Category Archives: Latest Research

Experts Estimate of Carbon Emissions from Subsea Permafrost

Environmental Research Letters, December 22 Emissions from subsea permafrost – existing in near-coastal waters, mostly inundated at the end of the last Ice Age – long have comprised a question mark for global carbon budgets.  This expert assessment, with 32 co-authors estimated the total amount of subsea permafrost as containing 560 Gt carbon in organic […]

Increased Outburst Flood Hazard in Peru from Climate Warming and Glacier Retreat

Nature, February 4 Over the past 140 years, the Cordillera Blanca region of the Peruvian Andes has warmed by 1°C, with 95% of that warming attributed to human emissions. This warming has triggered a dramatic acceleration in the retreat of the Palcaraju Glacier, with its meltwater causing expansion of Lake Palcacocha at the glacier’s base. […]

Massive Glacier in East Antarctica Shows Signs of Vulnerability

The Cryosphere, February 11 The massive Denman Glacier in East Antarctica, a 19 km-wide stream of ice that flows over the deepest undersea canyon of the continent, holds 1.5m of sea-level rise and is beginning to show signs of instability; potentially in response to the warming ocean at its base. During the past 50 years, […]

IPCC Projections of 2100 Sea-level Rise May Be Too Conservative

Ocean Science, February 2 Ice sheets and oceans take centuries to fully respond to changes in greenhouse gas concentrations and atmospheric temperatures, and the amount of sea level rise that will take place by 2100 is only the beginning of this response, which will take place over many centuries.  New models that correlate average global […]

Heightened Risk of Episodic Flooding and Water Shortages in the Himalayan Region

Nature Reviews Earth & Environment, February 2 Glacier melt and meltwater run-off in the Himalayan region will likely peak in the next few decades (around 2050 under a medium emissions scenario) and then decline as the glaciers shrink. Glaciers in nearly all this region have seen accelerating rates of ice loss for the past several […]

Mineral Phosphorus Accelerates Surface Melt on the Greenland Ice Sheet

Nature Communications, January 25 Glacier ice algae blooms on the surface of the Greenland Ice Sheet form a dark layer of microbial growth that increases the amount of solar radiation the ice absorbs, melting it more rapidly. This phenomenon largely occurs on the southwest portion of the ice sheet, and is responsible for up to […]

New Measurements Show Greater Warming of the Southern Ocean
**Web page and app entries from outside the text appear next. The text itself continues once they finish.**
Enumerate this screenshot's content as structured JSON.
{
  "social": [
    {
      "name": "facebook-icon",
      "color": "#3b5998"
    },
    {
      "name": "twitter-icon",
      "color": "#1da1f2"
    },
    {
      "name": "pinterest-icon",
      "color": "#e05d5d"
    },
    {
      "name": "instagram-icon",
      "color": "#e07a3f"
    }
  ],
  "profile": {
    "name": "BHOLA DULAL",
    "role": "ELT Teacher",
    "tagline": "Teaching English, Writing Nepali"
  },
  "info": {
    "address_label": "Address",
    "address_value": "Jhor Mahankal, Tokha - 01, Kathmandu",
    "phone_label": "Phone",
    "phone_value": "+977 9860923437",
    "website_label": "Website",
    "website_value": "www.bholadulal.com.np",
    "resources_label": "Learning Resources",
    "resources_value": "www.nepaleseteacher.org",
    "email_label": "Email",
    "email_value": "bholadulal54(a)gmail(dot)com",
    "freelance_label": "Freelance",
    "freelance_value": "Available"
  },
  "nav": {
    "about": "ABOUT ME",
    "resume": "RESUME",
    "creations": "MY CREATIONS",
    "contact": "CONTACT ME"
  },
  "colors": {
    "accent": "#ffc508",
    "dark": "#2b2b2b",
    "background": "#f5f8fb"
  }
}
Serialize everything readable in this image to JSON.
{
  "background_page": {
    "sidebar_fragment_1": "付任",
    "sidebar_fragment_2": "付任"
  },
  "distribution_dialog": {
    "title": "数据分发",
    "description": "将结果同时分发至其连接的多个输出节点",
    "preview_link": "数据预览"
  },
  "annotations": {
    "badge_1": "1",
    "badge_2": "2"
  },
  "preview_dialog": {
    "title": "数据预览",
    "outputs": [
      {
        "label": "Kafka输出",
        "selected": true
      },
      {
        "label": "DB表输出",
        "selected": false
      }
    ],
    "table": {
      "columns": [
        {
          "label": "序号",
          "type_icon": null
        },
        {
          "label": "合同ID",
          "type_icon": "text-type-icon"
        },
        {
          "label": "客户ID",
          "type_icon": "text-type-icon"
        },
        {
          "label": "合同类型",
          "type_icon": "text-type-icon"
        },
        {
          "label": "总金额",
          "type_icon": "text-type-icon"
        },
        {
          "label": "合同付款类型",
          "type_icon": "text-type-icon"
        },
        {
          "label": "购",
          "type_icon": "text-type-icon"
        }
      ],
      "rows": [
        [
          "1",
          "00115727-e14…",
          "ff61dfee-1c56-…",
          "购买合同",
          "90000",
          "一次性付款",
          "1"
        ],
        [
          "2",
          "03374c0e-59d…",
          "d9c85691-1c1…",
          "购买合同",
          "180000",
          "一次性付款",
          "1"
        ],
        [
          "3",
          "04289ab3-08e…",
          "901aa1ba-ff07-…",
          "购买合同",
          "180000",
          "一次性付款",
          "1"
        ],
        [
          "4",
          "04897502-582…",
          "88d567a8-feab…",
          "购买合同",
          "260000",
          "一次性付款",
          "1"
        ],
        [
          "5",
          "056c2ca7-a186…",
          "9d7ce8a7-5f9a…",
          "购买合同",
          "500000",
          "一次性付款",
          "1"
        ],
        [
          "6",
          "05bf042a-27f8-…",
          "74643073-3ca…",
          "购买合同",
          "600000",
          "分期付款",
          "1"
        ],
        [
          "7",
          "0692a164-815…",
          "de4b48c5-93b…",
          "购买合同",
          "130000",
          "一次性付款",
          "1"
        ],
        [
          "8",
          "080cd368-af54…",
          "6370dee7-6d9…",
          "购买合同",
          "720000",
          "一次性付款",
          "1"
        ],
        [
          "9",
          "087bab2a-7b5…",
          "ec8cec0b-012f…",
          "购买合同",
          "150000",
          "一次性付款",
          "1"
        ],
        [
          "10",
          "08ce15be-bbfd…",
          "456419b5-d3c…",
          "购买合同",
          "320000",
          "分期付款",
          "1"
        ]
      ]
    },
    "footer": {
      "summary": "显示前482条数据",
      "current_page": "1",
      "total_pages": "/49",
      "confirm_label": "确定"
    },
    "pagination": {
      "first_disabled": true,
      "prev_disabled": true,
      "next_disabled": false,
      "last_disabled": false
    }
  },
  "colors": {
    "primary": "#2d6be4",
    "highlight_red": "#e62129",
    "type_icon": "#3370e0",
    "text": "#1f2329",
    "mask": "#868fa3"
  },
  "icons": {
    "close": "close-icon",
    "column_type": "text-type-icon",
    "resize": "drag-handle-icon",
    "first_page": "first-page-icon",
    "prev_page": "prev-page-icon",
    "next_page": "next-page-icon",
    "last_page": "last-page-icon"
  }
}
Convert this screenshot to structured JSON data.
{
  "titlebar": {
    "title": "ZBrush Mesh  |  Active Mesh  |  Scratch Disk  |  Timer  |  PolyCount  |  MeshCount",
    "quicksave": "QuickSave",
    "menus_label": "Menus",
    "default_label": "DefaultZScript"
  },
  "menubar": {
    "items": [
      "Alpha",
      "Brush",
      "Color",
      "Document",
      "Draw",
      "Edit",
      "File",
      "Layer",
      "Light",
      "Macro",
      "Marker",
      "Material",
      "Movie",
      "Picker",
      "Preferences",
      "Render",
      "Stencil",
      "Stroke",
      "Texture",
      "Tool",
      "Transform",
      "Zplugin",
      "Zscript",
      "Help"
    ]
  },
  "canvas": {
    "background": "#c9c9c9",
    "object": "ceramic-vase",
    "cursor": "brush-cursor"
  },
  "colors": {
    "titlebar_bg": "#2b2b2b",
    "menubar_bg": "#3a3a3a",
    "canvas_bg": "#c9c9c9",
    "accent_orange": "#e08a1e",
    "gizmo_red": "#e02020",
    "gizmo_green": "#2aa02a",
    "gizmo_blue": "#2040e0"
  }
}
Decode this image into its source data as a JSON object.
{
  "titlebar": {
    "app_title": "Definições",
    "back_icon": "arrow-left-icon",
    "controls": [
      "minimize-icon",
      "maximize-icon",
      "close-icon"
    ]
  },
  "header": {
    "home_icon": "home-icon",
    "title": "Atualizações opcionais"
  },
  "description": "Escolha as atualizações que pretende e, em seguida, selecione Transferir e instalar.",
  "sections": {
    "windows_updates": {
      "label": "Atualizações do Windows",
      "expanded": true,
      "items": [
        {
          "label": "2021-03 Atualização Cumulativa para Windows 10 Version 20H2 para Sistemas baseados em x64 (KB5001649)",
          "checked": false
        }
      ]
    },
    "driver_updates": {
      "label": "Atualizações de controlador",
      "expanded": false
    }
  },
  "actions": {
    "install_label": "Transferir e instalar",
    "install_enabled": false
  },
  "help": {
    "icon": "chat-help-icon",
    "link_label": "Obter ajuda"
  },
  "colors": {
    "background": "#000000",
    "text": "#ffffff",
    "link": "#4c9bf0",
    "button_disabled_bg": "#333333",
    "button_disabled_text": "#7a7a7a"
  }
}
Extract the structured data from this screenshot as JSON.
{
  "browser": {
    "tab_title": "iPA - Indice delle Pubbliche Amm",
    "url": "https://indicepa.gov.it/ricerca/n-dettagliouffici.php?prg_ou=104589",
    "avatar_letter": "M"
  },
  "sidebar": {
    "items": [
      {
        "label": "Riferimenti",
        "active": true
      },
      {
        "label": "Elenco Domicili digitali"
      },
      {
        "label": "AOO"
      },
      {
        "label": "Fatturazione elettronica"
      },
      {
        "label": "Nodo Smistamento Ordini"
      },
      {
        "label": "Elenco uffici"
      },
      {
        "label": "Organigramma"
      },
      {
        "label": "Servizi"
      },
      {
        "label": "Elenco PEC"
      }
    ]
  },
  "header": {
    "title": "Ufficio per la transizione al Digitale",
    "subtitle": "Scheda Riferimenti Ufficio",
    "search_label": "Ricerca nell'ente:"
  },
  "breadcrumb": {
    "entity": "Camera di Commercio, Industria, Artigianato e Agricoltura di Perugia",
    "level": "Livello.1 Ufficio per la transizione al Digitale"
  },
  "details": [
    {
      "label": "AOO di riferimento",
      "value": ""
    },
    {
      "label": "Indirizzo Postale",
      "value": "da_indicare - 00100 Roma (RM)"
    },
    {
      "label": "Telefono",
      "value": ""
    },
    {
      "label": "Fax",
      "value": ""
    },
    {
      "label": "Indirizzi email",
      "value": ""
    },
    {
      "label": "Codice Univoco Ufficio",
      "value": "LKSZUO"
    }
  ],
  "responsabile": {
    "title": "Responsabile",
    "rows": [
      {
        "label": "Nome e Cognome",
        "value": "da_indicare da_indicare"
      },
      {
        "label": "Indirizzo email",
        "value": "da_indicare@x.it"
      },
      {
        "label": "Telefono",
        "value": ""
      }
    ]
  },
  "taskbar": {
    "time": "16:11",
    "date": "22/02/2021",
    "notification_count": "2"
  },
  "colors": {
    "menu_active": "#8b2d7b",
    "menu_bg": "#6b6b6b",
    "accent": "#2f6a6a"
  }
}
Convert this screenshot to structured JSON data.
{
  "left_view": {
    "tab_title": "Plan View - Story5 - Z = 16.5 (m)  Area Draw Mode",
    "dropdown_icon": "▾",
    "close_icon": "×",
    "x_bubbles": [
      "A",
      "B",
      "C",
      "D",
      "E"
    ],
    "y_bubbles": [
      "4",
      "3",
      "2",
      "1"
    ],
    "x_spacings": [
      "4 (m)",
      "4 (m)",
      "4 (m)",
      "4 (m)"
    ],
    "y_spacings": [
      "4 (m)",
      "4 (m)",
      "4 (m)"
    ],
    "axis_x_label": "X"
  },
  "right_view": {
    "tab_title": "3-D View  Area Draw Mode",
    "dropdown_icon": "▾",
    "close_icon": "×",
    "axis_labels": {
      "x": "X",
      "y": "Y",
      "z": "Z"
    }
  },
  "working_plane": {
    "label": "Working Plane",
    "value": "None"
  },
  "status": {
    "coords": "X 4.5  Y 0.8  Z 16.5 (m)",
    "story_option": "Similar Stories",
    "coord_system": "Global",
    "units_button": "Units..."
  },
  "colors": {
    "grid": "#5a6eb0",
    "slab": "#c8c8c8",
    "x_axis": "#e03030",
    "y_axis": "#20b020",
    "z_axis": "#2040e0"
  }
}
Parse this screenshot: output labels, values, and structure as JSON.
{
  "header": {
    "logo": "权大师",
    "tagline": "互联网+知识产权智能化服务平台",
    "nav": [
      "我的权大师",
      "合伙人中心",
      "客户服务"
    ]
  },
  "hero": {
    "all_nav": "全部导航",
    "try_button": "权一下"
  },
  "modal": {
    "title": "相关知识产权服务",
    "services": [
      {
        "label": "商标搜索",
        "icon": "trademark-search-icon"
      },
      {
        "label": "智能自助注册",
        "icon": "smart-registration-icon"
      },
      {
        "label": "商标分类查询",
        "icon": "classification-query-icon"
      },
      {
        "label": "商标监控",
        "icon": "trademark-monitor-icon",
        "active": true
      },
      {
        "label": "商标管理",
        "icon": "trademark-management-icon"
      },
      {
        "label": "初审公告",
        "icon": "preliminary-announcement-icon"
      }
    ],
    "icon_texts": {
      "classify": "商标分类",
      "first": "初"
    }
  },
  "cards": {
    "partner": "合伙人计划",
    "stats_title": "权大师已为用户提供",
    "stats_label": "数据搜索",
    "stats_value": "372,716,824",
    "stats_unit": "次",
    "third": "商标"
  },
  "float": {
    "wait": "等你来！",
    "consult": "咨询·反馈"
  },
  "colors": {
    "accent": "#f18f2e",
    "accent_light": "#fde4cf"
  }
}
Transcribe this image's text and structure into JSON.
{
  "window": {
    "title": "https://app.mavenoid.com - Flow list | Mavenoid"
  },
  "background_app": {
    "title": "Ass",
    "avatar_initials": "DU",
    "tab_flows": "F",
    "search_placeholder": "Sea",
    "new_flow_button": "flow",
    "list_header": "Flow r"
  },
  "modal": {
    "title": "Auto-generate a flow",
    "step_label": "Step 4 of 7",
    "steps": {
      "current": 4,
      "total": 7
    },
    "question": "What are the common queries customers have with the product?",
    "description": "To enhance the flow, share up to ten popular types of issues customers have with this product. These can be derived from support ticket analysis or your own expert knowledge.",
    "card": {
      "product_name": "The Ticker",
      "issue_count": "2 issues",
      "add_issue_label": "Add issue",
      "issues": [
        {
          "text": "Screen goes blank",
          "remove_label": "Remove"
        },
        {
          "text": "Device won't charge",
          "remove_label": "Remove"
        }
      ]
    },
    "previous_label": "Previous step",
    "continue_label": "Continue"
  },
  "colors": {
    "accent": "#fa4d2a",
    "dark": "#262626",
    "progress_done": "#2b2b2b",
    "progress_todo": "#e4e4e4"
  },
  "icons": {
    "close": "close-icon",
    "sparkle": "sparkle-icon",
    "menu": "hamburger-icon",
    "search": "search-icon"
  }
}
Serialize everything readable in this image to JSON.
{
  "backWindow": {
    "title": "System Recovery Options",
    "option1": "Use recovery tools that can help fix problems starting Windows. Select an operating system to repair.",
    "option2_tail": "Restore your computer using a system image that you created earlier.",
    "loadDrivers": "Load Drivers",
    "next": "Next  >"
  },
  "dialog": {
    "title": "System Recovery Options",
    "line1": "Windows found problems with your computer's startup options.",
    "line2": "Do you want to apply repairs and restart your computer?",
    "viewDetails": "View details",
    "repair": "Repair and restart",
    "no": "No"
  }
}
Nature Communications, January 21 New analysis of a rare time series of temperature data, collected over 25 years aboard the French Antarctic station’s resupply vessel L’Astrolabe in the portion of the Southern Ocean that separates Australia and Antarctica, shows rapid ocean warming beneath the surface layers of water circling Antarctica, at a rate of 0.3°C warming per […]

Greenland’s Surface Also to Show Net Ice Loss at Global Temperatures Above ~2.5°C

Geophysical Research Letters, January 19 Greenland has been losing mass and contributing to sea-level rise since the 1980’s, according to most studies, with most of this loss occurring through calving of icebergs where glaciers running from the ice sheet meet the ocean. Melting of the surface of the ice sheet each summer however is largely offset […]